Eight miles off the Caithness coast in the Moray Firth, SSE has just installed the 84th and final turbine of the Beatrice offshore wind farm (Emily Gosden writes). When the £2.6 billion, 588-megawatt project is fully running this summer, it should generate enough electricity to power 450,000 homes – and enough cash to make a healthy return for the energy group. In 2014, the government awarded a contract guaranteeing SSE an inflation-linked price of £140 for every megawatt-hour (MWh) of electricity that Beatrice generates – more than £158 in today’s money, or roughly treble present market prices. The project, of which SSE owns 40 per cent, could be in line for £250 million a year in subsidies. Shortly before it won the contract, SSE had a very public wobble over the prospects for offshore wind, putting projects on hold and questioning the sector’s viability amid high costs. The fears proved to be unfounded: costs fell precipitously, aided by the development of bigger, more powerful turbines. Projects with high subsidies like Beatrice now look very lucrative, and the prospects for the industry look bright. SSE is now pinning its growth prospects on plans to build many, many more offshore turbines. The plans hinge on government auctions to award subsidy contracts, the latest of which kicked off yesterday. Ministers have budgeted for up to £60 million a year and say that could fund six gigawatts of new turbines. Electricity prices have been capped at only £56/MWh for projects starting up in 2023-24, falling to £53 in 2024-45 (in 2012 money). The results and price will not be known until later this year, but SSE is in a position to win big: of seven offshore wind projects in the running, with a total capacity of up to 8.4 gigawatts, SSE owns or co-owns four, accounting for up to 5.1 gigawatts.
Times 30th May 2019 read more »
Labour has urged the Scottish Government to back its call to a French energy giant for construction contracts for a £2 billion wind farm to go to Scotland rather than overseas. Scottish Labour leader Richard Leonard said he backs the campaign for EDF Energy to build turbine jackets for its Firth of Forth wind farm at BiFab’s yards in Fife. Canadian firm DF Barnes acquired BiFab’s three yards – at Arnish on Lewis and Burntisland and Methil in Fife – last year in a Scottish Government-backed rescue package, amid fears they would close for good. Since the buyout, the firm has not secured any offshore wind contracts and wants to ensure developers stick to commitments in UK government contracts on proportions of work to carried out in Scotland. Leading a debate in the Scottish Parliament, Mr Leonard said: “It will be nothing short of a betrayal if the work on EDF’s offshore wind farm worth up to £2bn located just 10 miles off the Fife coast, if that work is sent around the world to Indonesia. “This is work that has the potential to create 1,000 green jobs for Fife, fulfilling the promise to the hundreds of the former BiFab workers, skilled workers, who stand ready to work.
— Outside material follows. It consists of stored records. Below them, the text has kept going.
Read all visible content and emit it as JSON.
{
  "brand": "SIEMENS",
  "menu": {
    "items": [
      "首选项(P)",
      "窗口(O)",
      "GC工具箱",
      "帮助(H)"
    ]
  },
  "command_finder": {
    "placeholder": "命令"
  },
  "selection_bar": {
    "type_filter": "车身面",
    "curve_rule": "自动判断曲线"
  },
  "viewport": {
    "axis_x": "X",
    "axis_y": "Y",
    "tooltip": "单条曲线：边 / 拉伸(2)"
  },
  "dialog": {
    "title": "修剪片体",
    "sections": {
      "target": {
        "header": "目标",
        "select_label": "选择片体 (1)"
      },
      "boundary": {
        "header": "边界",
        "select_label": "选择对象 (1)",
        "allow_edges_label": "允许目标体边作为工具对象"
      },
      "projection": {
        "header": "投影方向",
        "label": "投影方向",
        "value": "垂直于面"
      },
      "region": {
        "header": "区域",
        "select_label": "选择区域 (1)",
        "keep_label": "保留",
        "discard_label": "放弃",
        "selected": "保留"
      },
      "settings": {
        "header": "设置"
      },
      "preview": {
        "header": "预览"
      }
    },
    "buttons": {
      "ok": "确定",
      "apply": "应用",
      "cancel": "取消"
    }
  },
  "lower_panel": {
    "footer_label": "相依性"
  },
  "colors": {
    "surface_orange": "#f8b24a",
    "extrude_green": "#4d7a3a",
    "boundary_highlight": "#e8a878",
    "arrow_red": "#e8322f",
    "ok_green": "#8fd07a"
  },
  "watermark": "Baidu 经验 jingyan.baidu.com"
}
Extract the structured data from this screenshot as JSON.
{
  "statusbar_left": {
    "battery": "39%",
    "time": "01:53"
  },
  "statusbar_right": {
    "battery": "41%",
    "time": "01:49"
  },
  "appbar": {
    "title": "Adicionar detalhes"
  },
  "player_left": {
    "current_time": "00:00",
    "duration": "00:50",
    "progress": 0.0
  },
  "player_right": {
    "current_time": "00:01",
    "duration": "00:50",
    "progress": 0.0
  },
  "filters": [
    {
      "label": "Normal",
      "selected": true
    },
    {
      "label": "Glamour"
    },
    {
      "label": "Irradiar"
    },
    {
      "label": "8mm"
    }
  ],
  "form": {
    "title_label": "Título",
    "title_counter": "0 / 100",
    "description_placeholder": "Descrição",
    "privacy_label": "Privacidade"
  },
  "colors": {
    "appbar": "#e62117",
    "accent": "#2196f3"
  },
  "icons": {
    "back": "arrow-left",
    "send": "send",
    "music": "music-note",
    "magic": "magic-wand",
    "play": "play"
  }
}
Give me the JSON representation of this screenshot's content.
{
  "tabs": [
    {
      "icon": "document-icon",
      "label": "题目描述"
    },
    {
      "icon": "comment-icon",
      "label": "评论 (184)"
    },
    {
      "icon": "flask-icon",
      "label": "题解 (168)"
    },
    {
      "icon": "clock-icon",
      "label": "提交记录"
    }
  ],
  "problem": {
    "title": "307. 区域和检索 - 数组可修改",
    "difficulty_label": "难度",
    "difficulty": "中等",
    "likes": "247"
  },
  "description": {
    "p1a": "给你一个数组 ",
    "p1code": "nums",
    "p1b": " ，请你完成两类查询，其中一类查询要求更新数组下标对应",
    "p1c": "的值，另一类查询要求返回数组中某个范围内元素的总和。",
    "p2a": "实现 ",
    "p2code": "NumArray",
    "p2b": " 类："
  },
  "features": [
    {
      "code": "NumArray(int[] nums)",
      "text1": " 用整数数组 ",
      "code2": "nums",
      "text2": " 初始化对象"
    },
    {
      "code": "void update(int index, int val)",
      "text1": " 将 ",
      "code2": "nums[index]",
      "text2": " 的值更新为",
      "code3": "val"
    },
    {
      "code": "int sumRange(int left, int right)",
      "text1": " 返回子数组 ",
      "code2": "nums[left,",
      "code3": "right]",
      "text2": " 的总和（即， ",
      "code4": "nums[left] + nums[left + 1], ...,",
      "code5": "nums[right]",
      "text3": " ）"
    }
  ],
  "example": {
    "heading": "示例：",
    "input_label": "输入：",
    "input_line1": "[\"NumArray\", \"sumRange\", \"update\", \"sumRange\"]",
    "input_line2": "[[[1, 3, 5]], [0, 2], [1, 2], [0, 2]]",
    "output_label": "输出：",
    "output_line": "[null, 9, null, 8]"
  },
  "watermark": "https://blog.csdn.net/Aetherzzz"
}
For EDF to sent those jobs elsewhere would not only be a betrayal of those workers, it would be a betrayal of an entire community and a betrayal too of Scotland’s commitments on climate change.”
Scotsman 30th May 2019 read more »
Herald 29th May 2019 read more »
Dundee Courier 29th May 2019 read more »
It will be a bitter irony for the staff of the mothballed BiFab plants in Methil, Burntisland and Arnish if a £2 billion windfarm planned to be built off the coast of Fife ends up providing work for people on the other side of the world, rather than them.
Scotsman 30th May 2019 read more »
The news that hundreds of manufacturing jobs are to be created in Spain to build the Kincardine Floating Offshore Wind Farm has been described as “galling” by a Scottish workers union.
Energy Voice 30th May 2019 read more »